**Activity**
Line by line, repeat the material below without any deviation.

**Data for this exercise**

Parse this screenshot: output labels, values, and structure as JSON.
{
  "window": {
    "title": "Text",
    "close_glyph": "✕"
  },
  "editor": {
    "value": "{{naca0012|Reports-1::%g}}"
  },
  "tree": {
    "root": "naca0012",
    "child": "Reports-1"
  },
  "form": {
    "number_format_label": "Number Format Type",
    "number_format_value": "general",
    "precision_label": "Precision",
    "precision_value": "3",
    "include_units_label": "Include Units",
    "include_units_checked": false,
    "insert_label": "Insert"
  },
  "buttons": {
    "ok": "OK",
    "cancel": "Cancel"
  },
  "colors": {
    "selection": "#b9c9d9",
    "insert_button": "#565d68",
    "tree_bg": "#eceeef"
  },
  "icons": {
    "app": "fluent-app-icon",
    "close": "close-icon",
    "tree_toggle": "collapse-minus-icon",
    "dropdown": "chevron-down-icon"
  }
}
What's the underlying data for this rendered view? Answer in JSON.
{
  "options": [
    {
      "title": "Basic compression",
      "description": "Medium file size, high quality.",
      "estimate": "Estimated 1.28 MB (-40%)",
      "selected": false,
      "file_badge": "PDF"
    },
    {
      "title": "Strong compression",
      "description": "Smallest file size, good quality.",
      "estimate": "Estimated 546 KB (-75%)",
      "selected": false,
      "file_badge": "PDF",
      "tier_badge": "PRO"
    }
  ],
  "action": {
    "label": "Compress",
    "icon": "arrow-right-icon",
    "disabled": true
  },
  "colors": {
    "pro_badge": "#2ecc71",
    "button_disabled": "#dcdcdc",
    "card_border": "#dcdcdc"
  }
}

**Task result**
Parse this screenshot: output labels, values, and structure as JSON.
{
  "window": {
    "title": "Text",
    "close_glyph": "✕"
  },
  "editor": {
    "value": "{{naca0012|Reports-1::%g}}"
  },
  "tree": {
    "root": "naca0012",
    "child": "Reports-1"
  },
  "form": {
    "number_format_label": "Number Format Type",
    "number_format_value": "general",
    "precision_label": "Precision",
    "precision_value": "3",
    "include_units_label": "Include Units",
    "include_units_checked": false,
    "insert_label": "Insert"
  },
  "buttons": {
    "ok": "OK",
    "cancel": "Cancel"
  },
  "colors": {
    "selection": "#b9c9d9",
    "insert_button": "#565d68",
    "tree_bg": "#eceeef"
  },
  "icons": {
    "app": "fluent-app-icon",
    "close": "close-icon",
    "tree_toggle": "collapse-minus-icon",
    "dropdown": "chevron-down-icon"
  }
}
What's the underlying data for this rendered view? Answer in JSON.
{
  "options": [
    {
      "title": "Basic compression",
      "description": "Medium file size, high quality.",
      "estimate": "Estimated 1.28 MB (-40%)",
      "selected": false,
      "file_badge": "PDF"
    },
    {
      "title": "Strong compression",
      "description": "Smallest file size, good quality.",
      "estimate": "Estimated 546 KB (-75%)",
      "selected": false,
      "file_badge": "PDF",
      "tier_badge": "PRO"
    }
  ],
  "action": {
    "label": "Compress",
    "icon": "arrow-right-icon",
    "disabled": true
  },
  "colors": {
    "pro_badge": "#2ecc71",
    "button_disabled": "#dcdcdc",
    "card_border": "#dcdcdc"
  }
}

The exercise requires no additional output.